Report each line of the entries below that includes "this".

######

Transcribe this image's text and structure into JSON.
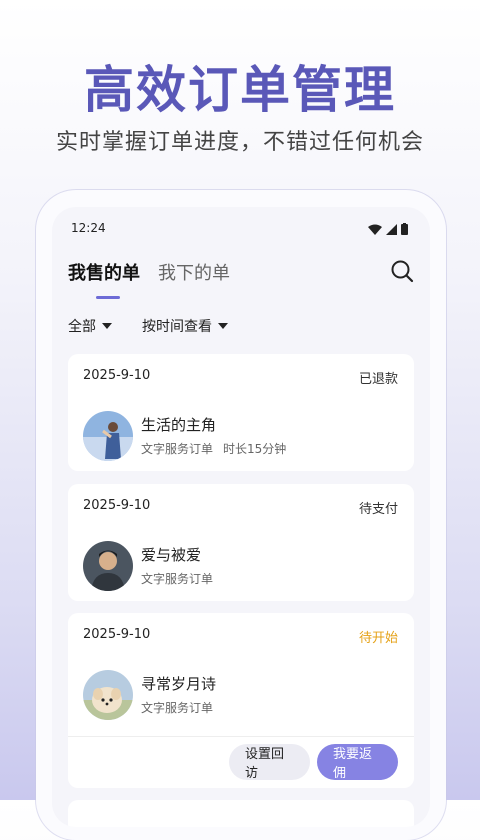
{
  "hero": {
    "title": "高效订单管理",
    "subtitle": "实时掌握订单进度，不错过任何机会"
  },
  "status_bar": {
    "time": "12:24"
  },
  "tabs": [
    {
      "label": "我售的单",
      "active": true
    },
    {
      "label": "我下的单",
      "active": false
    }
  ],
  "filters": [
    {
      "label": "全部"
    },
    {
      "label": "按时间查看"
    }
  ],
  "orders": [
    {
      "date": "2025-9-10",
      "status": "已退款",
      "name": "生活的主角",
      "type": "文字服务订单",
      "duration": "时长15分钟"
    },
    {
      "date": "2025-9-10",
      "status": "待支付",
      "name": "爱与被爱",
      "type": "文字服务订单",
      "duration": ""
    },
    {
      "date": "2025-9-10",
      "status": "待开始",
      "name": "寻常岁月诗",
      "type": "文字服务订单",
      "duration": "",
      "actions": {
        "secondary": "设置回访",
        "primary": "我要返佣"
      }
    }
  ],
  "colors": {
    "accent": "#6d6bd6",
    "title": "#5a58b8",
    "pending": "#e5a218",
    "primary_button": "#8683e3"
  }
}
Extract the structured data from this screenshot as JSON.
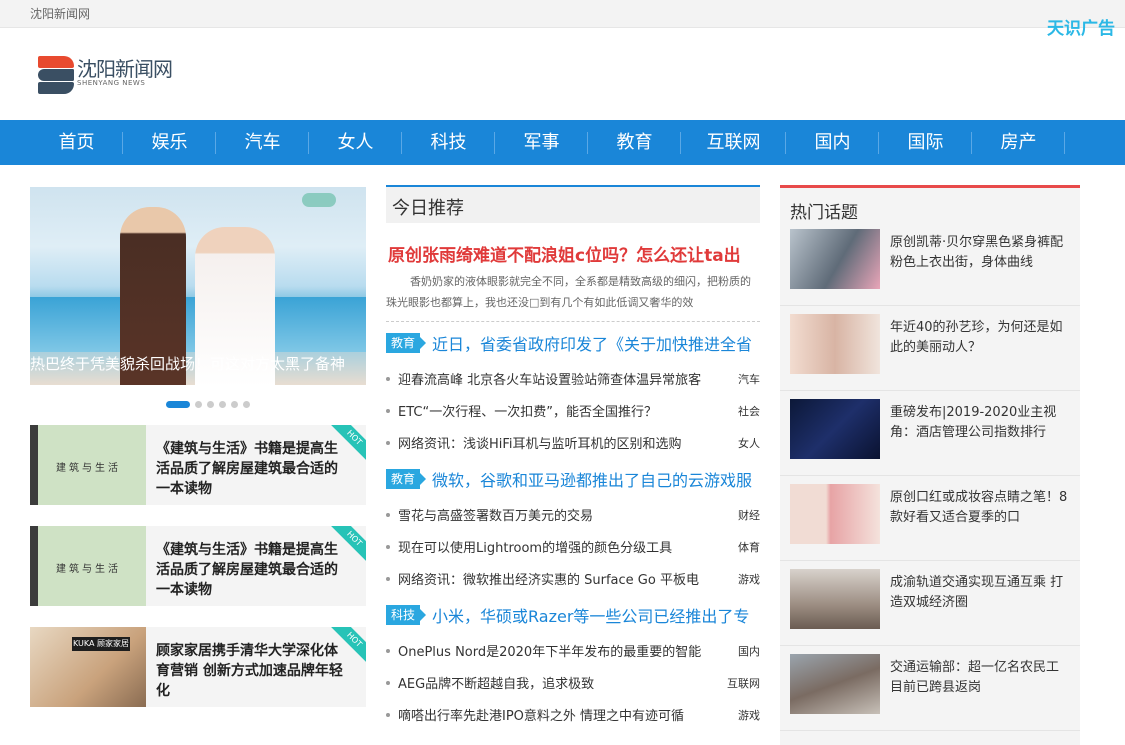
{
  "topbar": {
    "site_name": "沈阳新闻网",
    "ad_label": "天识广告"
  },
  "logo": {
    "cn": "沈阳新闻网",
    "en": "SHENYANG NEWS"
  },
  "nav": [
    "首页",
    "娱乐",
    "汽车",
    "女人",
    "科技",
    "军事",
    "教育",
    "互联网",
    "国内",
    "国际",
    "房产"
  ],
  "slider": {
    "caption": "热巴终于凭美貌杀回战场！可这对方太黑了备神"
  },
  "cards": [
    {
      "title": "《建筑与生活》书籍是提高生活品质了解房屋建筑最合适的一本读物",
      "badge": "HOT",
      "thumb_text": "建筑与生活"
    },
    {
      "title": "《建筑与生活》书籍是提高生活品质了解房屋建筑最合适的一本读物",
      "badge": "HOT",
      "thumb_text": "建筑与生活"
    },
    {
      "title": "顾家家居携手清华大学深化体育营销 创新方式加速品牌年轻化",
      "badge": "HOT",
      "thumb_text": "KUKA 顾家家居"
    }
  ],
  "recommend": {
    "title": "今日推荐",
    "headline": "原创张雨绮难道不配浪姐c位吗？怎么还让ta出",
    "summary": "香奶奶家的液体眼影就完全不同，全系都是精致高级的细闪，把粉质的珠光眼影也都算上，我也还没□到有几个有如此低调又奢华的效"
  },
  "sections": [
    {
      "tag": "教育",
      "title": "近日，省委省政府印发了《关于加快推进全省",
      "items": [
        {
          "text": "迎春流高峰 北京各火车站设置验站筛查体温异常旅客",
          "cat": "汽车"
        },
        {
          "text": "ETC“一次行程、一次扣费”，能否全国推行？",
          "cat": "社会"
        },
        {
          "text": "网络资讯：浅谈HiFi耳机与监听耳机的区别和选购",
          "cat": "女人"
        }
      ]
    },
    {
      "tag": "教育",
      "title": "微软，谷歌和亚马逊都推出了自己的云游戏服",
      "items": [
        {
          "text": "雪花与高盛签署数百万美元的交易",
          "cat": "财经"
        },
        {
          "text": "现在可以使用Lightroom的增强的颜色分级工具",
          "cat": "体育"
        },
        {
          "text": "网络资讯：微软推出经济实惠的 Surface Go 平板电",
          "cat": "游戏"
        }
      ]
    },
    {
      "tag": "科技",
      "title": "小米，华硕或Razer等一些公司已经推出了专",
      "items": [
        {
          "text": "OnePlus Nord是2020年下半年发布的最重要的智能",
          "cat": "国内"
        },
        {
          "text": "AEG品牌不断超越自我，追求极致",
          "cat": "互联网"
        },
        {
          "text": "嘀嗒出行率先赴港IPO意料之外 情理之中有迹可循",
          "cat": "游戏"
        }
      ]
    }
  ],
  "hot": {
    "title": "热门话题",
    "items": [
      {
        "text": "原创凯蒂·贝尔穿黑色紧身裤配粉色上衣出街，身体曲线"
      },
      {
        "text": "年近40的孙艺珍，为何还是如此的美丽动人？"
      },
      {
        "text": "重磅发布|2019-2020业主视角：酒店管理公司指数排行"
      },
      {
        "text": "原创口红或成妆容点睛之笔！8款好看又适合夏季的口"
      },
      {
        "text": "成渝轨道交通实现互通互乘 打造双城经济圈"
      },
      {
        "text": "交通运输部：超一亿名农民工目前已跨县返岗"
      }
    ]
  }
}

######

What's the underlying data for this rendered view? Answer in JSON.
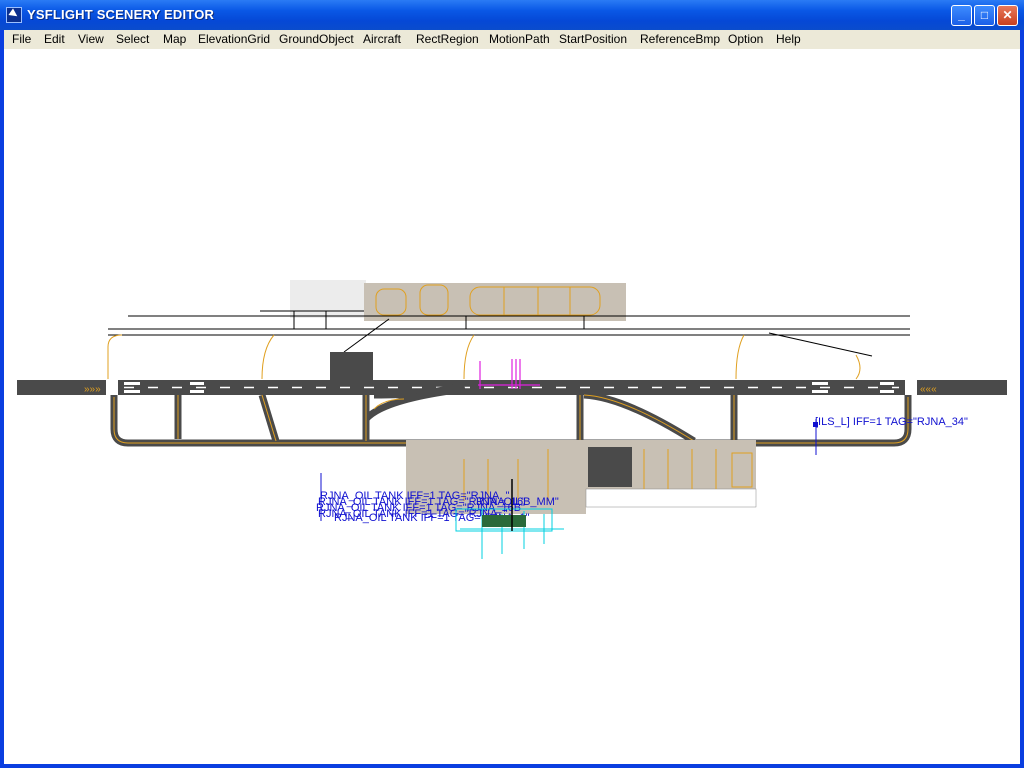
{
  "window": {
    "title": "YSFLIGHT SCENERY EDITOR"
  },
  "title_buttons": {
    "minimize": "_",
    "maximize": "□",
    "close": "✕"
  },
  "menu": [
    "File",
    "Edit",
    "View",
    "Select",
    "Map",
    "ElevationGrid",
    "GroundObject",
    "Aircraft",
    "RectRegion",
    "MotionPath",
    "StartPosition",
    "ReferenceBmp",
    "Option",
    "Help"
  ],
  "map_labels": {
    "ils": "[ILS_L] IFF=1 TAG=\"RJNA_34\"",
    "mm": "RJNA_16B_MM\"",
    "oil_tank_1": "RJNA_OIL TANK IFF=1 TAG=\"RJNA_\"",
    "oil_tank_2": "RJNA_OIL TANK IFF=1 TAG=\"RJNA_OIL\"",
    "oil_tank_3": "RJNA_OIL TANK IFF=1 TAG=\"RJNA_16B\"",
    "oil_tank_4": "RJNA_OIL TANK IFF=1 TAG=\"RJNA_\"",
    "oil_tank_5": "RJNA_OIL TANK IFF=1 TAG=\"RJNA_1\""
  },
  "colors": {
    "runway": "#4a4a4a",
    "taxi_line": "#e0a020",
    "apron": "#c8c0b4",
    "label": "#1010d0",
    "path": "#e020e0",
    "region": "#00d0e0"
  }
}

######

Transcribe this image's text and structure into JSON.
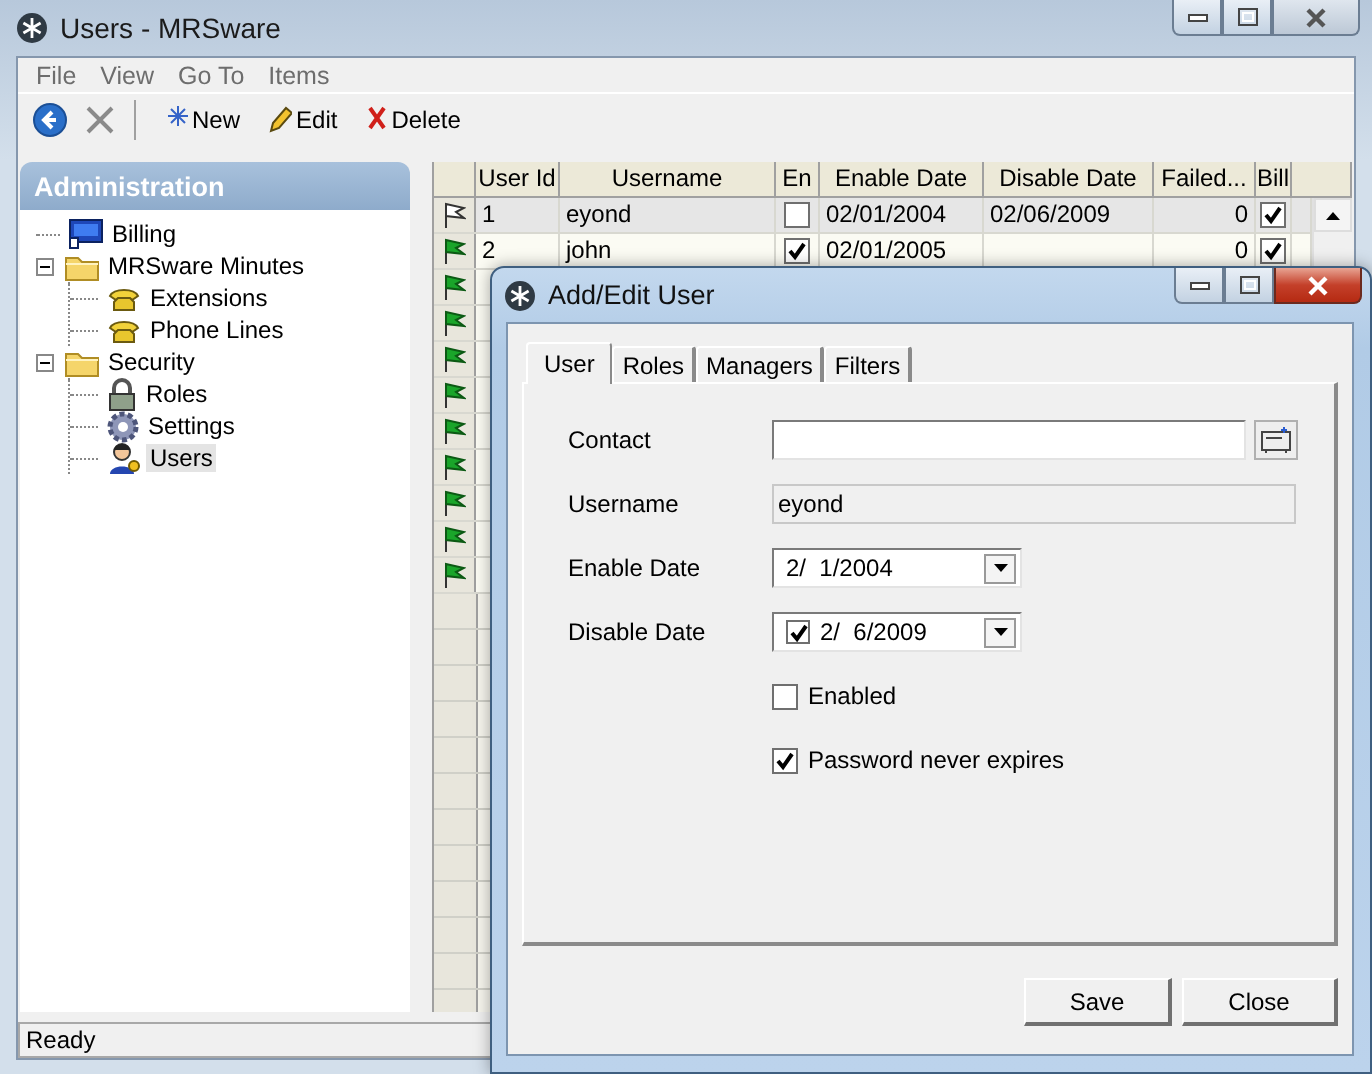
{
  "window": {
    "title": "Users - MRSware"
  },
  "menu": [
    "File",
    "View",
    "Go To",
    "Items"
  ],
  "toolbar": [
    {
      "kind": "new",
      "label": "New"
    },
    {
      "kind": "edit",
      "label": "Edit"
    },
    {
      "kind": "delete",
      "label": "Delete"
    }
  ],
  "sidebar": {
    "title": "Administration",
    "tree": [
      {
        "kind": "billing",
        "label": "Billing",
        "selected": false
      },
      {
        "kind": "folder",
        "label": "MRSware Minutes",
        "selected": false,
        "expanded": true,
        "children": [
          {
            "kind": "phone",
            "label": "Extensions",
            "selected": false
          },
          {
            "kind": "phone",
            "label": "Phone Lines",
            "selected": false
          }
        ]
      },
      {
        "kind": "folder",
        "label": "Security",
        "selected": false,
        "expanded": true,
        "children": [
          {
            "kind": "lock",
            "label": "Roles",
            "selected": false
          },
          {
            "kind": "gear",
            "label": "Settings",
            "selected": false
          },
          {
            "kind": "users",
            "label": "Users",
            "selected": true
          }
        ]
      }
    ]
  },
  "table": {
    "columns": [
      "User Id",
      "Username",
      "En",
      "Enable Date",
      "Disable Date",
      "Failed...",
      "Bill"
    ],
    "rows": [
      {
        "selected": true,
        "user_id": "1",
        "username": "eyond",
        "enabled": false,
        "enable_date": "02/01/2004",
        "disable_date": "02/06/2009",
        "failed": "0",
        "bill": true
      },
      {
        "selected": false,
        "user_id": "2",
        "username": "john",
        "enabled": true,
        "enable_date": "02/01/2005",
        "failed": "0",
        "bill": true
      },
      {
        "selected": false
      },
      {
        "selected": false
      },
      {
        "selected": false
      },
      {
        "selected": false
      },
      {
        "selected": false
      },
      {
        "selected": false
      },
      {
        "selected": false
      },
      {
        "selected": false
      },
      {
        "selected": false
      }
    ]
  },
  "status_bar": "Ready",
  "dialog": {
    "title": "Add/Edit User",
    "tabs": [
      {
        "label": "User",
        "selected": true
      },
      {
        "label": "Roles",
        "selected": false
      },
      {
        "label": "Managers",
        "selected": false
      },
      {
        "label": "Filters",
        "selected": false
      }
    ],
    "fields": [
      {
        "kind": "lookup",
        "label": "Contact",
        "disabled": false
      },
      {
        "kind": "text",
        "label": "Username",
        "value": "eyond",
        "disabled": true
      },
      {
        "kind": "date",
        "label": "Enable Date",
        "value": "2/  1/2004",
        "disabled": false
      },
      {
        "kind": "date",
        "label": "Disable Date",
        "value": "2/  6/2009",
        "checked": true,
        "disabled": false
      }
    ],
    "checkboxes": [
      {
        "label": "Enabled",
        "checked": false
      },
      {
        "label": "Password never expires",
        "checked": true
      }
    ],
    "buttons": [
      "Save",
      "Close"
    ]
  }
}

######

→ The completed task:
Transcribe this image's text and structure into JSON.
Extract the structured data from this screenshot as JSON.
What's the underlying data for this rendered view? Answer in JSON.
Transcribe this image's text and structure into JSON.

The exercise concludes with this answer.